As mentioned, granulation tissue is a major component of the wound response to necrosis. The vascularity of granulation tissue requires creation of new vascular channels followed by their regression, the process of which is well described in Robbins. The inability to create such channels, and / or the failure to have them regress, is a feature of unsuccessful tissue repair. Fibrotic tissue is typically poorly vascularized which also contributes to abnormal organ function.
A major soluble mediator that drives fibrosis is transforming growth factor (TGF) beta. It is hard to overestimate the importance of this molecule in tissue maintenance and repair. Changes in biologically active levels are principally due to activation of stores deposited in the extracellular matrix rather than from new biosynthesis. Biologically relevant levels of TGF beta are therefore hard to quantitate. Among many other functions, TGF beta leads to increased synthesis and reduced degradation of collagen. TGF beta has such a central role in maintenance of body function that direct inhibition is considered likely to be toxic. Other approaches e.g. inhibiting activation of TGF beta only in diseased tissue, have been undertaken and are in clinical trials. Other pro-fibrotic factors include platelet derived growth factor (PDGF) and interleukin-13 (IL-13), which are also subject to clinical trials.

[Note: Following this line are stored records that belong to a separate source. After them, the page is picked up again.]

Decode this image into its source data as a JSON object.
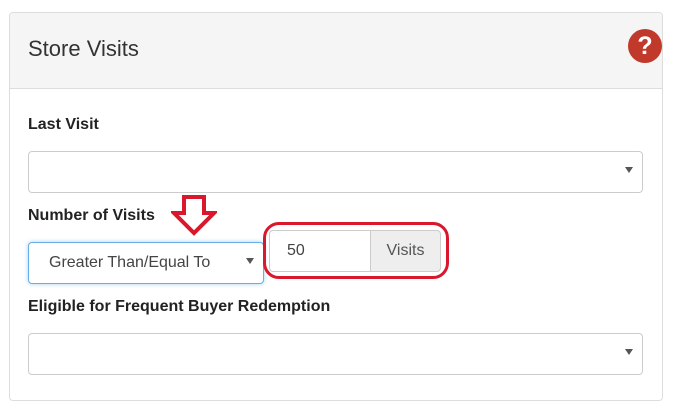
{
  "panel": {
    "title": "Store Visits",
    "help_icon": "question-circle-icon"
  },
  "fields": {
    "last_visit": {
      "label": "Last Visit",
      "value": ""
    },
    "number_of_visits": {
      "label": "Number of Visits",
      "operator_value": "Greater Than/Equal To",
      "count_value": "50",
      "unit": "Visits"
    },
    "frequent_buyer": {
      "label": "Eligible for Frequent Buyer Redemption",
      "value": ""
    }
  },
  "annotations": {
    "arrow_color": "#d9182d",
    "ring_color": "#d9182d"
  }
}
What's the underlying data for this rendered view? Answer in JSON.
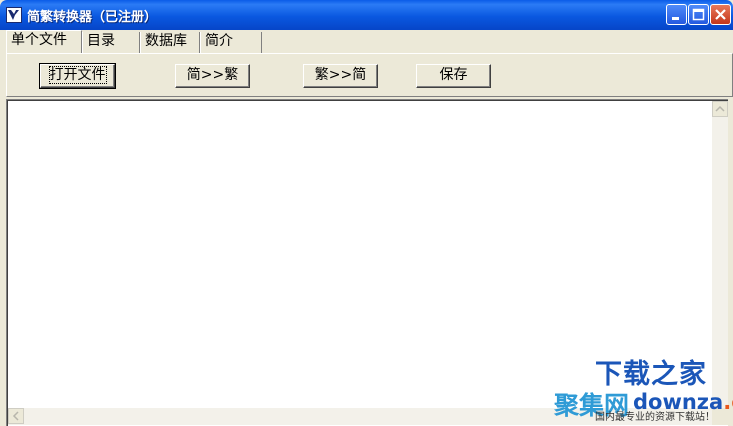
{
  "window": {
    "title": "简繁转换器（已注册）",
    "icon": "v-logo-icon",
    "controls": [
      "minimize-icon",
      "maximize-icon",
      "close-icon"
    ]
  },
  "tabs": [
    {
      "label": "单个文件",
      "active": true
    },
    {
      "label": "目录",
      "active": false
    },
    {
      "label": "数据库",
      "active": false
    },
    {
      "label": "简介",
      "active": false
    }
  ],
  "toolbar": {
    "open_label": "打开文件",
    "s2t_label": "简>>繁",
    "t2s_label": "繁>>简",
    "save_label": "保存"
  },
  "editor": {
    "value": ""
  },
  "watermark": {
    "main": "下载之家",
    "logo": "聚集网",
    "url": "downza",
    "url_tail": ".cn",
    "slogan": "国内最专业的资源下载站！"
  },
  "colors": {
    "titlebar": "#0a58e0",
    "face": "#ece9d8",
    "close_button": "#c4361a",
    "watermark_blue": "#1b56b8",
    "watermark_orange": "#e8571b"
  }
}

It is important to know that while we have described fibrosis as a response to injury in such a way that makes it appear to be an unavoidable consequence of severe and/or chronic injury, there are a number of situations in which this is not true. Invertebrate and some non-mammalian adult vertebrates have the ability to undergo regeneration of tissues far beyond human adults. Human fetal tissue is much more capable of undergoing regeneration than adult tissue even under conditions that would otherwise lead to fibrosis in the adult. Numerous correlative differences are known between adult and fetal tissue that might explain this difference including reduced inflammation, altered amount and characteristics of both the newly produced extracellular matrix and growth factors, and different cell signaling responses to injury. Finally, experimental evidence in adult mammals (typically in mice) shows that it is possible to reduce scar and enhance regeneration after injury via blockade of any of a large number of pathways. These are actively being pursued as therapeutics for human disease in a wide variety of settings with some modest success to date.